The day began with our first trip to ThoughtWorks Bangalore II office. We took a shuttle there from the Diamond District office. After exercises in TDD and pair programming and a few sessions in object-oriented programming principles, my colleague Richard and I headed back to the Diamond District via rickshaw. The original plan was that we wouldn't be able to wait for the shuttle bus at 6:15, because we were getting picked up at 7:00.
The shuttle bus dropped off everyone shortly after our rickshaw arrived. The ride was also delayed twice...and ended up arriving about 50 minutes late. We could have definitely saved the Rs. 60, but we won't sweat the $1.50 lost too much. Finally we were on our way as we neared in on 8:00.
The first thing we did inside was stand in line to greet the couple and pose for a picture. The line was enormous. I didn't think to take a picture of how many people were waiting in line until we neared the front. It still conveys the scene quite well when considering the length of the hall.
It was getting close to our turn to approach the newlyweds, so I asked the photographer to take a picture with my camera. The answer essentially amounted to "No." Fortunately someone standing behind us was kind enough to make this memory last forever. See if you can spot me. I think I pulled off the technically-uninvited-guest-who-knew-no-one-was-the-only-white-guy-and-had-no-formal-clothes look pretty well.
After meeting the couple, we moved into the other half of the hall -- the food half of the hall. All types of Indian cuisine stretched as far as the eye could see. It was nicely divided into categories:
- North Indian
- South Indian
- Idli & Dosa
Indian weddings typically end with the gift of a coconut, and this was no exception.
After receiving the coconut from a table of girls, something weird happened: It was exactly the kind of stare you'd expect being the only white guy in a reception that felt 2000-people strong. What made it weirder was the fact that it continued after I made eye contact with her.
As one of the more memorable nights of my stay in India comes to an end, I'd like to say I certainly wish for the best to Rupesh and Vinita -- a lovely, hospitable couple who showed us something in India we never thought we'd see.
- I asked a girl staring at me in amazement if she'd like a picture. She responded "NoooOOOOooooOOOO!"
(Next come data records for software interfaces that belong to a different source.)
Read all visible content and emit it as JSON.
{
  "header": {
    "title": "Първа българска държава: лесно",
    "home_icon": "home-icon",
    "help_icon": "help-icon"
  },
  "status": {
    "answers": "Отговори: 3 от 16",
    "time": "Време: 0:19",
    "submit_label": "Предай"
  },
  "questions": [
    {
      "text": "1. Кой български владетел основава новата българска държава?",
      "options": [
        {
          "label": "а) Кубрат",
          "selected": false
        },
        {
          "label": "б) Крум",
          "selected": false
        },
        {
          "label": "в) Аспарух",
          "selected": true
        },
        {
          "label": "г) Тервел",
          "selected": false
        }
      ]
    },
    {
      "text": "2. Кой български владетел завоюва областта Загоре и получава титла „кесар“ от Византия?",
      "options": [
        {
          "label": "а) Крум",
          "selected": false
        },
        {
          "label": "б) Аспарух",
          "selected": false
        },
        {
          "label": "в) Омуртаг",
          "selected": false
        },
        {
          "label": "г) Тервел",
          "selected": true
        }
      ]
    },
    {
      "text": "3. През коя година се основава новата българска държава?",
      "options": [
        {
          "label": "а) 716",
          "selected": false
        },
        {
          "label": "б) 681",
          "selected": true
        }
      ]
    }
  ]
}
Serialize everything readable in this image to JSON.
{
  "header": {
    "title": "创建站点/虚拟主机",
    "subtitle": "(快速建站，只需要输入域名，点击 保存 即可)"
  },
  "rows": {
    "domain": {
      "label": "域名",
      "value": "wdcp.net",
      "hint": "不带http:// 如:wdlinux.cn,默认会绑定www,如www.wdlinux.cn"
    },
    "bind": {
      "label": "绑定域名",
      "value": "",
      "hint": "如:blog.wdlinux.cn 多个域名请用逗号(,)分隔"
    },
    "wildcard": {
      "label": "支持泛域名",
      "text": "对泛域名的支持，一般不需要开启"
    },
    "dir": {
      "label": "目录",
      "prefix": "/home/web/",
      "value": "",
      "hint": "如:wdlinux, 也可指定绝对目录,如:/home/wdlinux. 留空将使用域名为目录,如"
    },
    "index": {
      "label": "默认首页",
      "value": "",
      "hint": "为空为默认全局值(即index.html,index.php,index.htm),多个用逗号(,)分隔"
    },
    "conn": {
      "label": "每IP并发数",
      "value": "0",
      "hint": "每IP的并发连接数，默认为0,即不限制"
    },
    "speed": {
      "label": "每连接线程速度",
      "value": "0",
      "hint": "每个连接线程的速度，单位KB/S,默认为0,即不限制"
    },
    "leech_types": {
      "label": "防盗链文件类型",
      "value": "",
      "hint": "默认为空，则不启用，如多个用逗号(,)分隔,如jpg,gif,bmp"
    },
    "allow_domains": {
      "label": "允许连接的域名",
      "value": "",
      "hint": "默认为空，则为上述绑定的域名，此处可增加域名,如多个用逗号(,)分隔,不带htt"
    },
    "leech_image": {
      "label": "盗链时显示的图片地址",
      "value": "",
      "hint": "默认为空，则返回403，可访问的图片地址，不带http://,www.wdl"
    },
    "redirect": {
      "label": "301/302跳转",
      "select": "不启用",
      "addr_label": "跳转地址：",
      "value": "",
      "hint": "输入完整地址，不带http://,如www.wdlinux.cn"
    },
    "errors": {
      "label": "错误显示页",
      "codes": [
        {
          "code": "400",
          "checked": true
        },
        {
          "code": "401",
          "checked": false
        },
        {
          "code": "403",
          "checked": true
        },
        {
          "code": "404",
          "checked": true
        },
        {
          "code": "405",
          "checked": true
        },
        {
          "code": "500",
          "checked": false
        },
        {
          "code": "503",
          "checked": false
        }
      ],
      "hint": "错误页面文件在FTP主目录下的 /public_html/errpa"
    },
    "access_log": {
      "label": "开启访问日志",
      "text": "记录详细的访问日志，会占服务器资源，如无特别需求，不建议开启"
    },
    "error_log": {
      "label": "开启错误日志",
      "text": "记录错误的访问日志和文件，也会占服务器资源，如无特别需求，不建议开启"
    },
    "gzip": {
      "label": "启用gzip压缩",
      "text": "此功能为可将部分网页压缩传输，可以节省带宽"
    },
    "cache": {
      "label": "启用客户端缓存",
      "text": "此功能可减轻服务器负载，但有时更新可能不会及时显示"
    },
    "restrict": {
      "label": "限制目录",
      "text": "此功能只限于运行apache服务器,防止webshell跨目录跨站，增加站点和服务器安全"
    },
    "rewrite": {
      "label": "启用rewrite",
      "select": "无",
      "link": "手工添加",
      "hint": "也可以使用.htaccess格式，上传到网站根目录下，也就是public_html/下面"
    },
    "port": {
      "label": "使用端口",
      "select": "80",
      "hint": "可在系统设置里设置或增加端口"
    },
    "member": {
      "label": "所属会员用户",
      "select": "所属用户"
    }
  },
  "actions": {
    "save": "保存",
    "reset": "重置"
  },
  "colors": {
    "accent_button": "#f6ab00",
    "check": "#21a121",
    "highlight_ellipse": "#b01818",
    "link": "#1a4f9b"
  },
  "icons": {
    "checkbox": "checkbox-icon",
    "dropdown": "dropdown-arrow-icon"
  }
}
- Almost the exact scenario as #1 happened with yet another person.
- I asked the person who brought us if it was obvious we were Americans. He just laughed.